Our Brand Is Crisis

First Hit:  With our own elections on the horizon, Sandra Bullock carries this film with an air believability and truth although, at times, it is a lackluster film.

This story is about political strategists and how they ply their wares. I’ve no idea whether how much truth there is in the underhanded way they operate but given what gets displayed in our US elections, it isn’t too far of a stretch to imagine people behind the candidates doing battle in this way.

Here Jane (Calamity Jane) as played by Bullock has been through the ringer. She has had some wins but had one huge loss because of the meanness of one of her opponents’ strategist, Pat Candy (Billy Bob Thornton). Candy is running a Bolivian presidential campaign for Rivera (Louis Arcella) and Ben (Anthony Mackie) and Nell (Ann Dowd) bring Jane out of retirement to beat Candy at his own game.

They want her to be the strategist for his opponent Castillo (Joaquim de Almeida) who has numerous flaws – including integrity. There are lots of scenes where the brooding Jane is thinking about the next thing to do, but when she coalesces the idea, she barks it out and everyone pays attention. It is in those scenes that had Bullock make the film interesting.

The film’s other fireworks (about 5 of them) are when Candy drops in, unscheduled, to speak with Jane. Bullock’s slow seething on Candy’s words are great. The other part of the film I was drawn to were the scenes of Sucre (capital of Bolivia). Not sure if they actually shot there, but the feel of the street scenes were very strong.

Bullock is the strongest part of the film. She makes her scenes interesting and compelling. Thornton is very good as the protagonist strategist. His snarky nature mixed with intelligence makes his character perfect for the role. Mackie is OK as is Dowd. Almeida is strong as marginally caring for the people and mostly caring that he wins the Presidency. Zoe Kazan as LeBlanc the ultimate information finder was wonderful. Peter Straughan wrote a good screen play.

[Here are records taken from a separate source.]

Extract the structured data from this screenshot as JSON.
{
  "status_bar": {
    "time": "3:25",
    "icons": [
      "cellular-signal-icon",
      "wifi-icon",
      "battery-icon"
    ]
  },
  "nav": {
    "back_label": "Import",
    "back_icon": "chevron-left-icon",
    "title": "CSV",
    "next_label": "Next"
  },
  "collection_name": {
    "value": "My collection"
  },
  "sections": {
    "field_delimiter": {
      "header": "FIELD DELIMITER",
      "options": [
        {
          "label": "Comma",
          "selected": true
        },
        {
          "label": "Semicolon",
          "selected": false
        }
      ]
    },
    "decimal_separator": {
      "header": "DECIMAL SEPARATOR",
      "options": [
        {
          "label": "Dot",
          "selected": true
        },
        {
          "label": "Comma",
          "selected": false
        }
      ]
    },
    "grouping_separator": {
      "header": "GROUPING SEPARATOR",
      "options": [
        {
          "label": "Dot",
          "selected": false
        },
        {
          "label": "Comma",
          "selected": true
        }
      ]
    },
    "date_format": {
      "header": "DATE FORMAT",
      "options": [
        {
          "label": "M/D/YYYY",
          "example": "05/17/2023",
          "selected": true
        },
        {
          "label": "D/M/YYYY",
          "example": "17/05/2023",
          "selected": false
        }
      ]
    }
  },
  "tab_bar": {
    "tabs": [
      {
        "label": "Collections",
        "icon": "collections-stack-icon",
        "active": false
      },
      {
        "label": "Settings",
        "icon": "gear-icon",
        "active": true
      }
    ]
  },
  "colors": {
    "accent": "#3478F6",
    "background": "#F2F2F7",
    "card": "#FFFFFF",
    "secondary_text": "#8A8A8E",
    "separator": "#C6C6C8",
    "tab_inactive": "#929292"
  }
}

David Gordon Green had some directing highlights, (the debate, protest rallies, and scenes with Jane in the campaign headquarters room), but overall it didn’t feel held together as a strong story of which this could have been.

Overall:  This was less than the sum of its parts, but worthy of watching.